◆ WORK REQUIRED ◆
Reproduce every entry that follows word for word, but omit the images.

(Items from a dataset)
----

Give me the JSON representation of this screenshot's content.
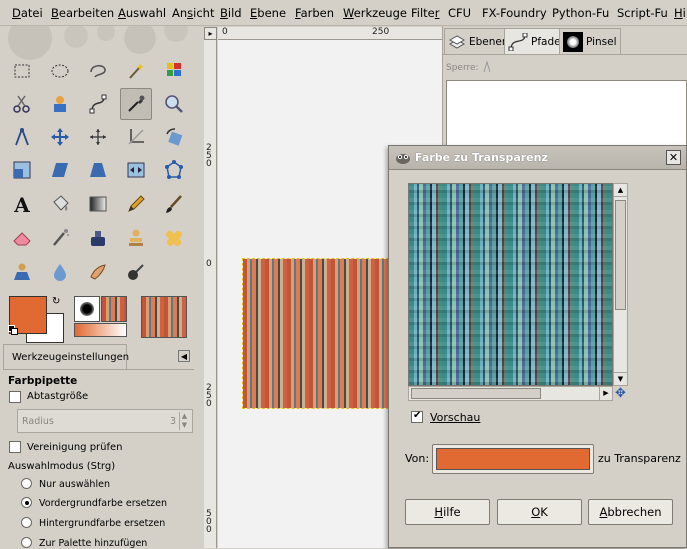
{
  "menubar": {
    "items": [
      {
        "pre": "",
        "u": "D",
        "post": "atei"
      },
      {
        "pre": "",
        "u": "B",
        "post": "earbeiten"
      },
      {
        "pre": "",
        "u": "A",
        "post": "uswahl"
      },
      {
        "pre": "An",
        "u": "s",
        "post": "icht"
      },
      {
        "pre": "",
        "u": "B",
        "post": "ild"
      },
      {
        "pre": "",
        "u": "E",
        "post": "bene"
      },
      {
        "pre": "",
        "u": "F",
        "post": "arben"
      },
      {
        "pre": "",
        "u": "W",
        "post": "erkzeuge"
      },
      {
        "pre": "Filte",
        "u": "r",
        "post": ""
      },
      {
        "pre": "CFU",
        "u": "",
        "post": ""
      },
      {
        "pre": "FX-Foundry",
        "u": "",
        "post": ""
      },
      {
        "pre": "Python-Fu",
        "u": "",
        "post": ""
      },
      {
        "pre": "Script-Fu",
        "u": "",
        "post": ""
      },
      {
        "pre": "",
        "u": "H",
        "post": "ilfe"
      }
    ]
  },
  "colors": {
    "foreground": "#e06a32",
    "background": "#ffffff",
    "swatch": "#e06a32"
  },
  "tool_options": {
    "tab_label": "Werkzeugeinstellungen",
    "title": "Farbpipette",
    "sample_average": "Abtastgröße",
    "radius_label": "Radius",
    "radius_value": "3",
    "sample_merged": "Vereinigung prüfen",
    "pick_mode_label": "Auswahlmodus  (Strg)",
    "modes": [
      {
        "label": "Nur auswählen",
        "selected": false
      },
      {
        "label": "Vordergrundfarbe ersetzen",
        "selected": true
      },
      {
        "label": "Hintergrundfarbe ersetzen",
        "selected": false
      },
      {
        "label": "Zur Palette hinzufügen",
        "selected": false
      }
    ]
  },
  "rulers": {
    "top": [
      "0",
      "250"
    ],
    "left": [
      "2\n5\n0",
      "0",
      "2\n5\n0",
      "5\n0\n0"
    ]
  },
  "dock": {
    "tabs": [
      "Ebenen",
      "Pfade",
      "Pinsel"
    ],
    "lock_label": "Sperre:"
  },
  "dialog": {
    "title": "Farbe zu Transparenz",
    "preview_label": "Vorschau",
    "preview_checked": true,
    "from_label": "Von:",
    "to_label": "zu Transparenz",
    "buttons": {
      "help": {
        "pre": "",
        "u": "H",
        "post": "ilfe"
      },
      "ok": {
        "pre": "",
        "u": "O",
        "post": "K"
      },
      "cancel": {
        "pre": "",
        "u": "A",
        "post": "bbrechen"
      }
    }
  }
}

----

◆ RESPONSE FOR THIS EXERCISE ◆
Give me the JSON representation of this screenshot's content.
{
  "menubar": {
    "items": [
      {
        "pre": "",
        "u": "D",
        "post": "atei"
      },
      {
        "pre": "",
        "u": "B",
        "post": "earbeiten"
      },
      {
        "pre": "",
        "u": "A",
        "post": "uswahl"
      },
      {
        "pre": "An",
        "u": "s",
        "post": "icht"
      },
      {
        "pre": "",
        "u": "B",
        "post": "ild"
      },
      {
        "pre": "",
        "u": "E",
        "post": "bene"
      },
      {
        "pre": "",
        "u": "F",
        "post": "arben"
      },
      {
        "pre": "",
        "u": "W",
        "post": "erkzeuge"
      },
      {
        "pre": "Filte",
        "u": "r",
        "post": ""
      },
      {
        "pre": "CFU",
        "u": "",
        "post": ""
      },
      {
        "pre": "FX-Foundry",
        "u": "",
        "post": ""
      },
      {
        "pre": "Python-Fu",
        "u": "",
        "post": ""
      },
      {
        "pre": "Script-Fu",
        "u": "",
        "post": ""
      },
      {
        "pre": "",
        "u": "H",
        "post": "ilfe"
      }
    ]
  },
  "colors": {
    "foreground": "#e06a32",
    "background": "#ffffff",
    "swatch": "#e06a32"
  },
  "tool_options": {
    "tab_label": "Werkzeugeinstellungen",
    "title": "Farbpipette",
    "sample_average": "Abtastgröße",
    "radius_label": "Radius",
    "radius_value": "3",
    "sample_merged": "Vereinigung prüfen",
    "pick_mode_label": "Auswahlmodus  (Strg)",
    "modes": [
      {
        "label": "Nur auswählen",
        "selected": false
      },
      {
        "label": "Vordergrundfarbe ersetzen",
        "selected": true
      },
      {
        "label": "Hintergrundfarbe ersetzen",
        "selected": false
      },
      {
        "label": "Zur Palette hinzufügen",
        "selected": false
      }
    ]
  },
  "rulers": {
    "top": [
      "0",
      "250"
    ],
    "left": [
      "2\n5\n0",
      "0",
      "2\n5\n0",
      "5\n0\n0"
    ]
  },
  "dock": {
    "tabs": [
      "Ebenen",
      "Pfade",
      "Pinsel"
    ],
    "lock_label": "Sperre:"
  },
  "dialog": {
    "title": "Farbe zu Transparenz",
    "preview_label": "Vorschau",
    "preview_checked": true,
    "from_label": "Von:",
    "to_label": "zu Transparenz",
    "buttons": {
      "help": {
        "pre": "",
        "u": "H",
        "post": "ilfe"
      },
      "ok": {
        "pre": "",
        "u": "O",
        "post": "K"
      },
      "cancel": {
        "pre": "",
        "u": "A",
        "post": "bbrechen"
      }
    }
  }
}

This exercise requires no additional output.